ATLANTIC CITY, N.J. -- Internet gambling is the future of the casino industry, whether it's approved at the federal or state level, a panel of online and brick-and-mortar casino executives said Tuesday.
Speaking at the East Coast Gaming Congress, executives from two online betting organizations and Caesars Entertainment said the Internet provides the gambling industry its best opportunity for growth. But the prospect of a federal law permitting it appears dim in light of recent federal raids on online gambling sites.
Richard Bronson, chairman of U.S. Digital Gaming, predicts individual states will approve online gambling soon.
Bookseller announces simpler Nook e-reader
NEW YORK -- The lighter, slimmer, cheaper new version of Barnes & Noble's e-reader has a black-and-white touch screen and aims squarely at the "grandma" demographic -- or at least those craving a simpler e-book reader.
The latest Nook's price tag -- $139 -- is a sign that the book seller also is aiming to compete with Amazon and Borders Group Inc. on e-reader prices.
The focus on simplicity means the new Nook's battery can last two months, CEO William Lynch said at an event in New York to announce the device.
The new Nook, to be available June 10, is Wi-Fi only, has a 6-inch touch screen and can hold up to 1,000 digital books. It features the latest E Ink technology, which significantly minimizes flashing that can occur as a user pages through an e-book. Pages seem to melt into each other on the new Nook.
Court OKs settlement in BofA's overdraft lawsuit
NEW YORK -- A Florida court has given preliminary approval to Bank of America Corp.'s $410 million settlement of a federal lawsuit accusing the bank of charging excessive overdraft fees.

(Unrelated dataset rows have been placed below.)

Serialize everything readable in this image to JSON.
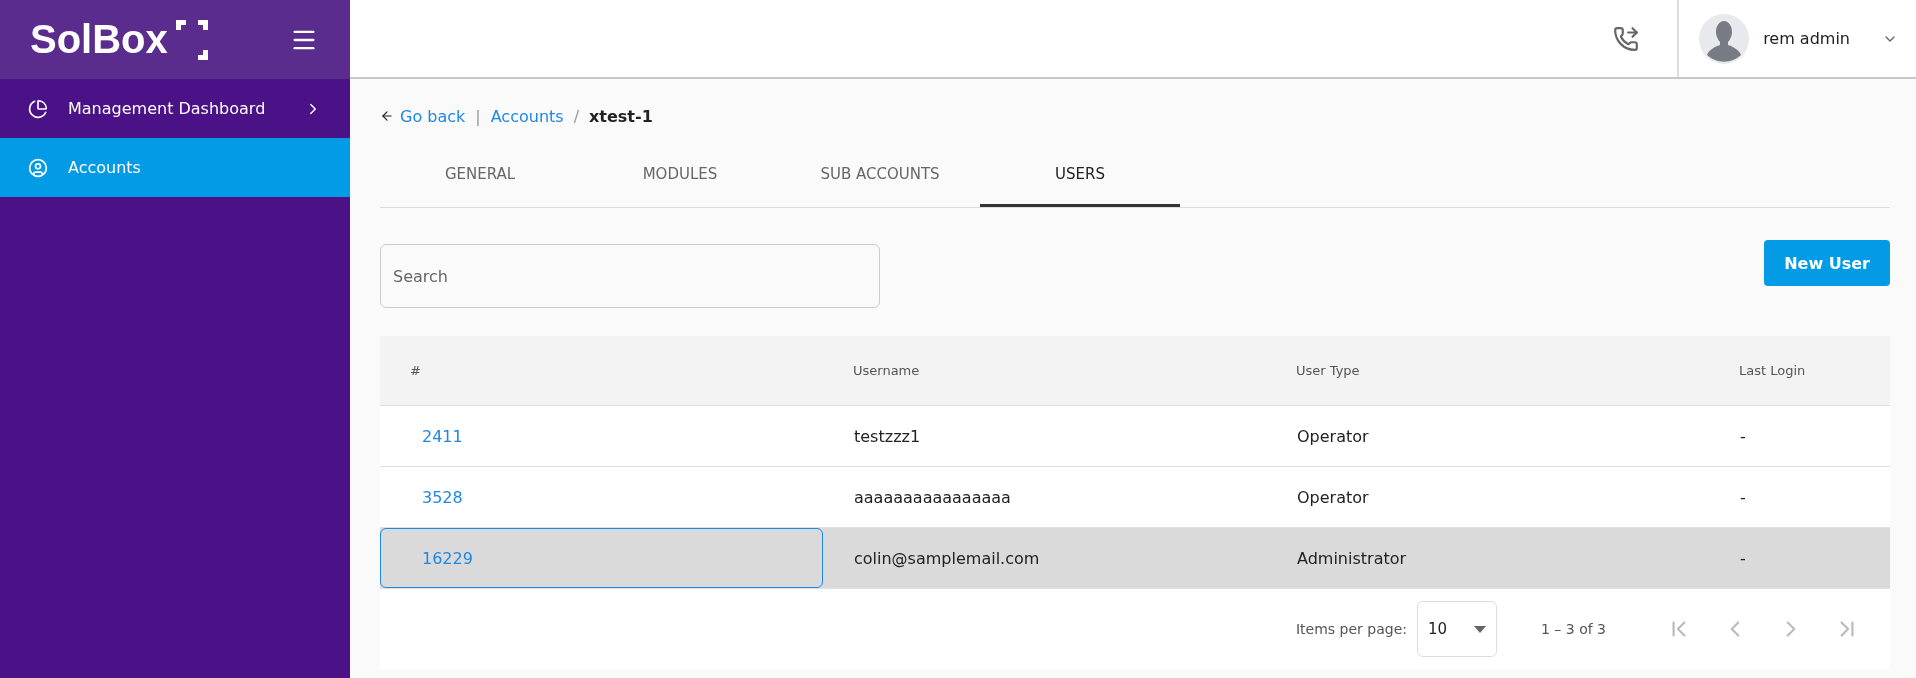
{
  "sidebar": {
    "logo": "SolBox",
    "items": [
      {
        "label": "Management Dashboard",
        "kind": "dashboard",
        "has_submenu": true,
        "selected": false
      },
      {
        "label": "Accounts",
        "kind": "account",
        "has_submenu": false,
        "selected": true
      }
    ]
  },
  "header": {
    "user_name": "rem admin"
  },
  "breadcrumb": {
    "back": "Go back",
    "separator_1": "|",
    "parent": "Accounts",
    "separator_2": "/",
    "current": "xtest-1"
  },
  "tabs": [
    {
      "label": "GENERAL",
      "selected": false
    },
    {
      "label": "MODULES",
      "selected": false
    },
    {
      "label": "SUB ACCOUNTS",
      "selected": false
    },
    {
      "label": "USERS",
      "selected": true
    }
  ],
  "search": {
    "placeholder": "Search"
  },
  "new_button": "New User",
  "table": {
    "columns": [
      "#",
      "Username",
      "User Type",
      "Last Login"
    ],
    "rows": [
      {
        "id": "2411",
        "username": "testzzz1",
        "user_type": "Operator",
        "last_login": "-",
        "selected": false
      },
      {
        "id": "3528",
        "username": "aaaaaaaaaaaaaaaa",
        "user_type": "Operator",
        "last_login": "-",
        "selected": false
      },
      {
        "id": "16229",
        "username": "colin@samplemail.com",
        "user_type": "Administrator",
        "last_login": "-",
        "selected": true
      }
    ]
  },
  "pagination": {
    "items_label": "Items per page:",
    "page_size": "10",
    "range": "1 – 3 of 3"
  }
}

The bank will place $410 million in an escrow account that will be divided among 1 million customers who were charged the high fees. According to a court filing Monday, the Southern District Court of Florida granted preliminary approval for the settlement. A hearing has been set for Nov. 7 for final approval.